Two quick applications and then we’re done. First, acknowledge the justice of God. The power of faith comes from the humility with which we pursue it. When we are honest about the death that has a grip on our life, we are more eager to step into the fresh life that Jesus offers us. See the American Church is crippled with the disease of apathy. Most churches have stalled or even declined because they have no sense of urgency – they take Jesus’ grace completely for granted. Like that Pharisee who entertained Jesus, he didn’t do ANYTHING for the son of God and savior of the world who was standing right in front of him. Because he felt like he was doing just fine in life. If you can’t remember why you need a savior, then you’ll never figure out why you should worship him, or follow him, or even slightly inconvenience yourself for him. But if you acknowledge the justice of God. If you remember your sin, remember the shackles you were carrying and remember how Jesus has set you free – that humility is the catalyst that transforms lives. Acknowledge the justice of God, it will led incredible power to your faith.
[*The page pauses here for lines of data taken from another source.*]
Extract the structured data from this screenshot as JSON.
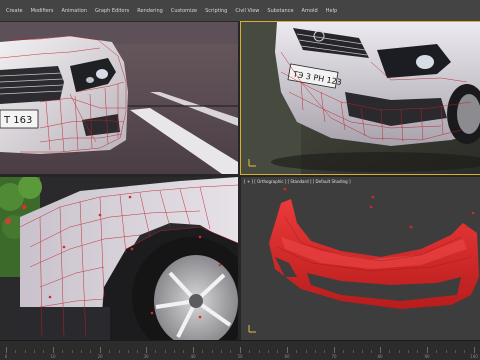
{
  "menubar": {
    "items": [
      "Create",
      "Modifiers",
      "Animation",
      "Graph Editors",
      "Rendering",
      "Customize",
      "Scripting",
      "Civil View",
      "Substance",
      "Arnold",
      "Help"
    ]
  },
  "viewports": {
    "top_left": {
      "content": "front bumper reference photo with wireframe overlay",
      "plate_text": "T 163"
    },
    "top_right": {
      "content": "bumper reference photo with wireframe overlay",
      "plate_text": "ТЭ 3 РН 123"
    },
    "bottom_left": {
      "content": "wheel arch reference photo with wireframe overlay"
    },
    "bottom_right": {
      "label": "[ + ] [ Orthographic ] [ Standard ] [ Default Shading ]",
      "content": "red bumper mesh"
    }
  },
  "timeline": {
    "labels": [
      "0",
      "10",
      "20",
      "30",
      "40",
      "50",
      "60",
      "70",
      "80",
      "90",
      "100"
    ]
  },
  "colors": {
    "menubar_bg": "#444444",
    "viewport_border_active": "#d8b030",
    "mesh_red": "#d42a2a",
    "wire_red": "#c0202a"
  },
  "icons": {
    "axis_gizmo": "axis-gizmo-icon"
  }
}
First, acknowledge the justice of God, and then second – let him bring you back to life. Whatever you got going on, put your faith in Jesus. This year is a proving ground for a lot of people. This year has tested our mettle, it has strained our resolve. 2020 was an unwanted surprise assessment of our foundation – the very ground we are standing on. And for some of us, that ground is slipping away. So now is the time, now is your chance – put your trust in Jesus, in him and him alone. Let Jesus bring you back from the death this world offers. There’s an old story about dead faith. It says, Dead faith is the kind of faith that would lead a man to take a bottle of medicine from his medicine cabinet. The man looks at the instructions on it, and he says, “I’m sure they are correct. I have all confidence in the source of the medicine. I know who wrote these directions, and I believe everything about it. I know this medicine will relieve my headache if I just take it. But then the man takes the medicine bottle and puts it back on the shelf. He doesn’t lose his headache. It continues on. He can say it with his lips all he wants, “I believe that medicine, I know all about that medicine – but if he does not take the medicine, the headache will remain. That’s dead faith. But today I challenge each and every one of you. Put your faith in Jesus, let him bring you back to life. Actually take the medicine we’ve been talking about for years. You can say it with your lips all you want, but if you don’t let Jesus into your heart, so he can get to work on your soul – the headache of life will never go away.
Charles Spurgeon was the Prince of Preachers, and yet his low days were some of the lowest you could have. There are dungeons beneath the castles of despair. Some have lived there for a long time, but only recently discovered the shackles. We had so many flashing lights and distractions we didn’t notice we were slaves to death. But when the light bulbs burn out and the distractions are removed because the world’s suddenly in lock-down – we can finally see the walls for the prison they are. The world has nothing more to offer us than death. But Jesus brings death to life. And so I’ll leave you with this, May you acknowledge the justice of God – remember the death we come from. May you put your faith in Jesus – accept the life he gives us. May you let Jesus overcome every struggle you face, because he is the one with authority. Amen.
 Dr Harlan Roper, Tape On James, Dallas, Texas, James 2:20